*Required work*: Pull out every line below that contains the word "color".
---------- Supplied entries ----------
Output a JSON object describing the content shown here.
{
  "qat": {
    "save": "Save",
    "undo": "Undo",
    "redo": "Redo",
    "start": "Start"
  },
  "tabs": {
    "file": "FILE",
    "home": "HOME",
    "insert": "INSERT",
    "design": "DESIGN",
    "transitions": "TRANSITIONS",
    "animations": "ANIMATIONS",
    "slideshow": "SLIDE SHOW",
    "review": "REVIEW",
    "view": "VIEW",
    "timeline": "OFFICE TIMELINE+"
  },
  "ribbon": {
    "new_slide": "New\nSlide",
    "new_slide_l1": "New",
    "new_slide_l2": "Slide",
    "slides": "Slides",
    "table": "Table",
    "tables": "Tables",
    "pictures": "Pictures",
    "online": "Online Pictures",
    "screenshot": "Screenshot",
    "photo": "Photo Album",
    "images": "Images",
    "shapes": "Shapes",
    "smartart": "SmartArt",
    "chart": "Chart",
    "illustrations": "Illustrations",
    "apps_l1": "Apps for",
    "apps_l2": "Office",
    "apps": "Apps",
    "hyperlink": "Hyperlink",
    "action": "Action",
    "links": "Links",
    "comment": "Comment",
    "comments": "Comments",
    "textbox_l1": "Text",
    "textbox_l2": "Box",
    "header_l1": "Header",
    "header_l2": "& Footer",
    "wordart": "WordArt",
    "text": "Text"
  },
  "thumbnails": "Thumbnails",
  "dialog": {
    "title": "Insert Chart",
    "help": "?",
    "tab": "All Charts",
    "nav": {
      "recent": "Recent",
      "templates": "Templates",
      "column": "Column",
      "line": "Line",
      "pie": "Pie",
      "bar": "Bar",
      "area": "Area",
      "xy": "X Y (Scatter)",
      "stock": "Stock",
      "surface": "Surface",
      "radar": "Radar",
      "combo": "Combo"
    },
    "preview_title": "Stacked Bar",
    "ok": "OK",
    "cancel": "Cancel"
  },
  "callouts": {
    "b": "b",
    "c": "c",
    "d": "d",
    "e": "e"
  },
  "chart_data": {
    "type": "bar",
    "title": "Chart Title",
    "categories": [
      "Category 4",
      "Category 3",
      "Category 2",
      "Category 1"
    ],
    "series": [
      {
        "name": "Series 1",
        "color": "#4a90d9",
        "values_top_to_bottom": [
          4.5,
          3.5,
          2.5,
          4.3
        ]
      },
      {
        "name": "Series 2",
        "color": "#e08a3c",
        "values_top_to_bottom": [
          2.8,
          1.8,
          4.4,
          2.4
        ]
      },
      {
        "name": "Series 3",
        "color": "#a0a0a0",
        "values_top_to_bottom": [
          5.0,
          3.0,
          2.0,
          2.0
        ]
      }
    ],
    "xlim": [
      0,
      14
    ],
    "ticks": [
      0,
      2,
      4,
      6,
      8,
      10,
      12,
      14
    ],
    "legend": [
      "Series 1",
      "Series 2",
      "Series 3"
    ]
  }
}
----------
*Task output*:
        "color": "#4a90d9",
        "color": "#e08a3c",
        "color": "#a0a0a0",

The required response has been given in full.